Content Management System Demystified

A content management system (CMS) is an application that provides a method for managing content from a centralized location. A CMS is designed to support educational courses and it allows the instructor to create a course website, where he or she can upload documents in various formats such as word, power point, and so on without having to convert them to a web format such as HTML. Users can be provided with appropriate permissions to edit, add, and view content. Users with restricted access can only view the content. CMS is quite helpful in managing versions of a document and centralizing all aspects of the course at one single place. Trainers understand and are familiar with situations when multiple users made changes to a document and it was discovered only after publishing the course that at least one round of changes didn’t make it through to the final version of the course, which is not at all great. A content management system is quite competent to prevent these kinds of version control issues, so that everything is transparent. It keeps a track of who made changes and when, and the documents are stored at one centralized location.
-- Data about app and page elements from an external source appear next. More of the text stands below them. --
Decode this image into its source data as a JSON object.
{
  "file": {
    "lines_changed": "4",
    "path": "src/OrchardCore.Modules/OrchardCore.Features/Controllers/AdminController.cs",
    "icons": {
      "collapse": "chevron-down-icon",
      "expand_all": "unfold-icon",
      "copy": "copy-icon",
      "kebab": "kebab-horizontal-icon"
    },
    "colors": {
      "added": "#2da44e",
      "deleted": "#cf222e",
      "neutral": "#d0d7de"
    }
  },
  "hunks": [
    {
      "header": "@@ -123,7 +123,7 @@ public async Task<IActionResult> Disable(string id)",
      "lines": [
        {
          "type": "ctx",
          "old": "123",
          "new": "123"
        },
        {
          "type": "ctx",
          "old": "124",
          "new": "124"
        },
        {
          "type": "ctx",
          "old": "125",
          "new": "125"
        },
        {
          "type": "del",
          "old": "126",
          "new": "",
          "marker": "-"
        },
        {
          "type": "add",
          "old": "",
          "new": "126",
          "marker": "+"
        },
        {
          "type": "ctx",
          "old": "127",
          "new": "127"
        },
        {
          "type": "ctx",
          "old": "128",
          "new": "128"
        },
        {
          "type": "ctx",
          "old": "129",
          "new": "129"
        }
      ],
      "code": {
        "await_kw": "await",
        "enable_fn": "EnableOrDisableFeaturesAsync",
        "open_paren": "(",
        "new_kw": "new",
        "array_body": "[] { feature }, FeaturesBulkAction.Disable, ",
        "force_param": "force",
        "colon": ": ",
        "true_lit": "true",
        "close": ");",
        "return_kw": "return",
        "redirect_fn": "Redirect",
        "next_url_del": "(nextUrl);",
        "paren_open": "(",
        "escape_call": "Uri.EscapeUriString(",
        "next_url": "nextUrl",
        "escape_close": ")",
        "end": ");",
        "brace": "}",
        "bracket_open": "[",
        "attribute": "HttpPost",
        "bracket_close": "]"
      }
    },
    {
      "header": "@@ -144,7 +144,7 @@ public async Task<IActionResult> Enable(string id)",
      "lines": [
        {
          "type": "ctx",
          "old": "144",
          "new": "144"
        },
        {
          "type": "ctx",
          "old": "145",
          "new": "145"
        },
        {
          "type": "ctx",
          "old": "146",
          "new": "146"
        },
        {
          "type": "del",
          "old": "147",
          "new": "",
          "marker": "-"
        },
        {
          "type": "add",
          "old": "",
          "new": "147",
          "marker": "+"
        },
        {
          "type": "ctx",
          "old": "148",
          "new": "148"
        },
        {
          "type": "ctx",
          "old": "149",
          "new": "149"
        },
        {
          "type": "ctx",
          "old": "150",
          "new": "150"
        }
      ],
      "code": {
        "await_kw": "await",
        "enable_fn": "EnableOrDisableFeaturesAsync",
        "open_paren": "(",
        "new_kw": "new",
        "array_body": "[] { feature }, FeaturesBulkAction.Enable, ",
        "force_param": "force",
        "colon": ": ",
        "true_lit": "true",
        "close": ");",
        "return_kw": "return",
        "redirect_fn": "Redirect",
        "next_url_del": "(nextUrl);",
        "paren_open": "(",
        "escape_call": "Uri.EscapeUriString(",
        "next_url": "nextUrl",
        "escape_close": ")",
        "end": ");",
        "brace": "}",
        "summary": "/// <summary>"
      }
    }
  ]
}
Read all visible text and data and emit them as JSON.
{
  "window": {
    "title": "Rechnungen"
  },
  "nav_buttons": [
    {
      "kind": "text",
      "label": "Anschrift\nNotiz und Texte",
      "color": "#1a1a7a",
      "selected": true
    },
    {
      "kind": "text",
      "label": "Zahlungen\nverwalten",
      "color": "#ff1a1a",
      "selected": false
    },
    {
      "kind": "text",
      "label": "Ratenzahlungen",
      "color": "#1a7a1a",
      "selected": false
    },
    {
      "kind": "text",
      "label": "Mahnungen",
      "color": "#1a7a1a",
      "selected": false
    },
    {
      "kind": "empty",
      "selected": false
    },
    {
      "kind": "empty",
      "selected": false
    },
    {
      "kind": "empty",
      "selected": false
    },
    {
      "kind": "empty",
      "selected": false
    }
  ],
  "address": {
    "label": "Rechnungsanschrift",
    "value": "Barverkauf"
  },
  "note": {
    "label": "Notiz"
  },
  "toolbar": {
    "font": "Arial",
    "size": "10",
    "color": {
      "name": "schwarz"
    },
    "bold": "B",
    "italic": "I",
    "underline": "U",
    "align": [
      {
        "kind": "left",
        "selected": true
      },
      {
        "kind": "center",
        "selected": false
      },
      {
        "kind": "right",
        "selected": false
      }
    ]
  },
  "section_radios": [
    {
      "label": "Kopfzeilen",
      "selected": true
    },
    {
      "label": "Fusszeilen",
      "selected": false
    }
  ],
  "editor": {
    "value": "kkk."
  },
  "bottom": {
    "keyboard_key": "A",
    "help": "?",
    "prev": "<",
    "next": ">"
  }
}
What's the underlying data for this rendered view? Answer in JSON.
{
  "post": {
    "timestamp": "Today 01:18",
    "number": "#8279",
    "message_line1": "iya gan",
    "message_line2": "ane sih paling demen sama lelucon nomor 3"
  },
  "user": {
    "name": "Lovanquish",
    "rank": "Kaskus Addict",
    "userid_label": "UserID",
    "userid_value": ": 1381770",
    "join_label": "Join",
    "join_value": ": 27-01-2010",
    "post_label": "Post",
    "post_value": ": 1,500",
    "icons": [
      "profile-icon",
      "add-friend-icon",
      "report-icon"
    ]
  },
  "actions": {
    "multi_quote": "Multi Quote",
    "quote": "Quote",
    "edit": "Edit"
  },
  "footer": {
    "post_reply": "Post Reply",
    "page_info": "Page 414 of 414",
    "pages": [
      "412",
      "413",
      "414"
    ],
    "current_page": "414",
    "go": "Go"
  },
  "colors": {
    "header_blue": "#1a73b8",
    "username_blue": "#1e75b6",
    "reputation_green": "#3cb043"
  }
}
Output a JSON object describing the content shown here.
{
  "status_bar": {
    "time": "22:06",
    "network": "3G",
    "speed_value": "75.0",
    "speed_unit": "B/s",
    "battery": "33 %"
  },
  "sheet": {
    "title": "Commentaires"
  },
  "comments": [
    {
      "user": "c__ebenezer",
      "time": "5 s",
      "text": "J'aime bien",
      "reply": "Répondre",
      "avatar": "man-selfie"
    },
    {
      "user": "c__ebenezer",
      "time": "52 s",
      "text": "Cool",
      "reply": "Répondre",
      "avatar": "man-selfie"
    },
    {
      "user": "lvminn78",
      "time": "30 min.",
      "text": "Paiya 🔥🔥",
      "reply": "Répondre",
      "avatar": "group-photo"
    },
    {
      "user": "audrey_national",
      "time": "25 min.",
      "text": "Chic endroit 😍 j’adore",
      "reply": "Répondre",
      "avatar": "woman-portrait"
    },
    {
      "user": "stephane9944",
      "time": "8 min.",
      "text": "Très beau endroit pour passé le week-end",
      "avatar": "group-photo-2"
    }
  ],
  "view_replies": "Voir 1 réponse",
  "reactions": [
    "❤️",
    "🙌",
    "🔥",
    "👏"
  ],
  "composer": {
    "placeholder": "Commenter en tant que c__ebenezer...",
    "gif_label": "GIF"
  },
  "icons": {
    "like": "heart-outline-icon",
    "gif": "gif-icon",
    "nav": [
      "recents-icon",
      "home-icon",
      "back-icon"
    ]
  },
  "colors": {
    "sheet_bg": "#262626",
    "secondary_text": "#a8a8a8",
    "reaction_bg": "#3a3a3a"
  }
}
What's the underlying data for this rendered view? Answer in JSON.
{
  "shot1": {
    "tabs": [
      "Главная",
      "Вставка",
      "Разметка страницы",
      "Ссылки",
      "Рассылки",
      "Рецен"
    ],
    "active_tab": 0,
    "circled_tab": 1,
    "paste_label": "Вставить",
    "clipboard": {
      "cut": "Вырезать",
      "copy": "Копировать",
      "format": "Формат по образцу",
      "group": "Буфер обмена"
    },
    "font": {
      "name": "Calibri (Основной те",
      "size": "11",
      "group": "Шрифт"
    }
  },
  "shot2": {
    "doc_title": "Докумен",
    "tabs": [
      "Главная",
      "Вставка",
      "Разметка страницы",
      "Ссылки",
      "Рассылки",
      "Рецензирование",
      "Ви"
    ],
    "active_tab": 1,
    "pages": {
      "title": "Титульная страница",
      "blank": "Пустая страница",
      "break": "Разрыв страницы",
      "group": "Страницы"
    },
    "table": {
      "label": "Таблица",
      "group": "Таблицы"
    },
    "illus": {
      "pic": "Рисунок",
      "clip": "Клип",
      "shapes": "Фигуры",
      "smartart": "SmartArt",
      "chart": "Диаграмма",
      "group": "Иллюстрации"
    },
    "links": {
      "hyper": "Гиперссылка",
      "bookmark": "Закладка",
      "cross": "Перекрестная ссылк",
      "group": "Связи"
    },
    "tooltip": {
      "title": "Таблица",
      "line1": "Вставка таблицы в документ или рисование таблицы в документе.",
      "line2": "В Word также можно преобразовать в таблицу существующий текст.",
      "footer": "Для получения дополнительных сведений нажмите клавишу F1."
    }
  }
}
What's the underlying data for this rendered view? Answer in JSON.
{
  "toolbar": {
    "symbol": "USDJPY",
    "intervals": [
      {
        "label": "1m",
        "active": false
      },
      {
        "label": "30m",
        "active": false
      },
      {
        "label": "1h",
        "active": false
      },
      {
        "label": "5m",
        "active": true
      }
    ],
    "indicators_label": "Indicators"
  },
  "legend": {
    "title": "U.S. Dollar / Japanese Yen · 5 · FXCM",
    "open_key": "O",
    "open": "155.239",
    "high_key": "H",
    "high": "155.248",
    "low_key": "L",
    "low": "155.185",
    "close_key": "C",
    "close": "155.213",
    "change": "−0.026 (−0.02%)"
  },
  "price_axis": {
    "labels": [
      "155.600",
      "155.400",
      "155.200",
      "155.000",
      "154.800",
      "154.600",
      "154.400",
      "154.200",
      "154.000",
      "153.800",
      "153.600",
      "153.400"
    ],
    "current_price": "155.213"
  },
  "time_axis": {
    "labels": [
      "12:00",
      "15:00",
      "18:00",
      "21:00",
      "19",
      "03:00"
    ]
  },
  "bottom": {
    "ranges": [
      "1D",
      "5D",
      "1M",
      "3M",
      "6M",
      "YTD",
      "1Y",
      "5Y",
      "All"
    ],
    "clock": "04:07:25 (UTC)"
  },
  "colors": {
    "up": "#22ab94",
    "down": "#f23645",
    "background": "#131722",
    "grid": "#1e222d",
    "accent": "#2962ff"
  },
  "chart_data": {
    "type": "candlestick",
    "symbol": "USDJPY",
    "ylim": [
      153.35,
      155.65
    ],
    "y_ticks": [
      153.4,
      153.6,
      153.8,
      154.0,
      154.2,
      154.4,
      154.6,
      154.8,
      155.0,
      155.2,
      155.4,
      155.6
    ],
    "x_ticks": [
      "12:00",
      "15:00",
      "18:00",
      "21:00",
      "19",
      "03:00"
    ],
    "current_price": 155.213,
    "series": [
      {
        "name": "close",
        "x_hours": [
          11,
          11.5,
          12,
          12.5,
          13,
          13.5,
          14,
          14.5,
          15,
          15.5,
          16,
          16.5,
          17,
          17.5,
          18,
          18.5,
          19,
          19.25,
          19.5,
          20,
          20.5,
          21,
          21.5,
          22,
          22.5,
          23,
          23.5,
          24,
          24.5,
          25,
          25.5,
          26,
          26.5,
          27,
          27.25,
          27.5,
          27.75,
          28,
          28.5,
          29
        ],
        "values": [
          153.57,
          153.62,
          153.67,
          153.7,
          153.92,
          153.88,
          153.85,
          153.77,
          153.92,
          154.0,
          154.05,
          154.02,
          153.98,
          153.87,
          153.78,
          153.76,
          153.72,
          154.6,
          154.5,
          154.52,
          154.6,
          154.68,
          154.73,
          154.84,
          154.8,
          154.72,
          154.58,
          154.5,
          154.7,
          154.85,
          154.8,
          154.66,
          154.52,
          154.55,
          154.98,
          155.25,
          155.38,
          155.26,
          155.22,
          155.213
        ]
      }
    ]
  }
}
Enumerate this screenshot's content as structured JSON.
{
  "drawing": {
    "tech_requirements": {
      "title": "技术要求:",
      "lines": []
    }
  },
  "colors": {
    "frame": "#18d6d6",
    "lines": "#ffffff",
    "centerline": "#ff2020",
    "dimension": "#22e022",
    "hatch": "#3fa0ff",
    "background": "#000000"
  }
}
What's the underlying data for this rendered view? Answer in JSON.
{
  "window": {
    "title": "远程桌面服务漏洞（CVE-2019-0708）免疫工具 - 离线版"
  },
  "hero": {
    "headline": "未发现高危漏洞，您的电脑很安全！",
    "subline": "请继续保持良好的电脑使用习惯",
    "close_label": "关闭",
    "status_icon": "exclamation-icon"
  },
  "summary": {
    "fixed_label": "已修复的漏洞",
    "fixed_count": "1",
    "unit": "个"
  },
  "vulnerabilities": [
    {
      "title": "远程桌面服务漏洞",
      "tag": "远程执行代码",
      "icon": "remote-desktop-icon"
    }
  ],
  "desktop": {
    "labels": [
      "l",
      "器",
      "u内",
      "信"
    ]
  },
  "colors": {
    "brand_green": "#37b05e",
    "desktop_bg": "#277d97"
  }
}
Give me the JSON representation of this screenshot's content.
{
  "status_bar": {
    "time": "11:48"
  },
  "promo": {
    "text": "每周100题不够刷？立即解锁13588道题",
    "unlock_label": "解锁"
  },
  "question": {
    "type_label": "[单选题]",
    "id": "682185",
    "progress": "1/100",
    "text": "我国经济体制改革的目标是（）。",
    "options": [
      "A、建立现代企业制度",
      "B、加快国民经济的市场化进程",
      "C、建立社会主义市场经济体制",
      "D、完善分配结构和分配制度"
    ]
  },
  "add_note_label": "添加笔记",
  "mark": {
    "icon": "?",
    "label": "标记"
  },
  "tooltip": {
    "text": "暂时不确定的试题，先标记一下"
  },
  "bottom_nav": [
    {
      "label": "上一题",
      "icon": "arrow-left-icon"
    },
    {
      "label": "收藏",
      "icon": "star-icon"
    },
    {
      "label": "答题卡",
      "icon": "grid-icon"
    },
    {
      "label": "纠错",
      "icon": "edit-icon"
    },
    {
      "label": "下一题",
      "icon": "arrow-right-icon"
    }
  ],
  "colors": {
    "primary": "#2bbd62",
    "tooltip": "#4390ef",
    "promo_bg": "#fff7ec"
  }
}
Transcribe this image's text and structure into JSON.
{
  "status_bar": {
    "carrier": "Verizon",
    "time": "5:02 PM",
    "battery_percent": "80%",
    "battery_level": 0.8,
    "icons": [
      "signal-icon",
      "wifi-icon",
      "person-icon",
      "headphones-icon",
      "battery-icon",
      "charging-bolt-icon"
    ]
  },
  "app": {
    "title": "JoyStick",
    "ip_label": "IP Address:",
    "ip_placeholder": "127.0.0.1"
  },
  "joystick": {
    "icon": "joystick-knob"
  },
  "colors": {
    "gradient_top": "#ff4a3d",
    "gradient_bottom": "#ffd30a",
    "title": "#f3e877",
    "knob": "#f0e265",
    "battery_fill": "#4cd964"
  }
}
Learning Management System Demystified

A Learning Management System (LMS) is a software application which is much more robust than a CMS. An LMS plans, delivers, and manages all the learning needs of an organization. Using an LMS you can make courses available, manage enrolments, check learner eligibility, develop reminders of class schedules, record course completion, develop tests, communicate the completion of the course to the learner’s manager and generate follow-up correspondence to the learner. It also provides a platform to manage blended learning which includes conventional classroom learning and online learning. Unlike CMS which is more version control oriented, LMS is more of a training control system. An LMS can function as a repository of eLearning courses and track the learning progress and maintain a track of scores that the learners receive on completing the assessments. Additionally, an LMS facilitates administrators or trainers to prepare reports, design assignments, and send reminders to learners from one central location.


Distinction between CMS and LMS

While both these applications have their own place and importance in an organization, the differences between the two are significant in their core functionality. From a student’s or learner’s perspective a CMS is more of a passive application which they can use to simply view documents. On the other hand an LMS facilitates learners with the ability to view, listen, and interact with the courseware. It provides learners with options to try examples, complete assessments, and provide evaluation or feedback on courses.

Most LMS enable facilitate managers to upload online training material created by different authoring tools, as long as the content is compliant with SCORM, which is the industry standard file format. An LMS facilitates organizations to assign training to their employees, track their participation, and generate reports pertaining to employee training activity and results. In certain sectors where companies are legally obligated to provide compliance or safety training to its employees, an LMS is an essential tool as it helps to keep track of the company’s compliance.

Content management systems on the other hand create the framework in which the training content is stored and displayed on a website. A CMS manages various forms of content, as well as different file formats, images, audio files, and many more.CMS facilitates distributors to decide which content can be displayed privately or publicly. Some of the common content management systems which are used to create all kinds of websites include Drupal and WordPress.

At the end of the day, you need to understand that you have the ability to manage and deliver content on all both these management systems. While both these systems have a lot of similarities, they ultimately have different functions and it is up to you to take your pick based on your requirement.

Byron Conway

Content Coordinator at EmployeeConnect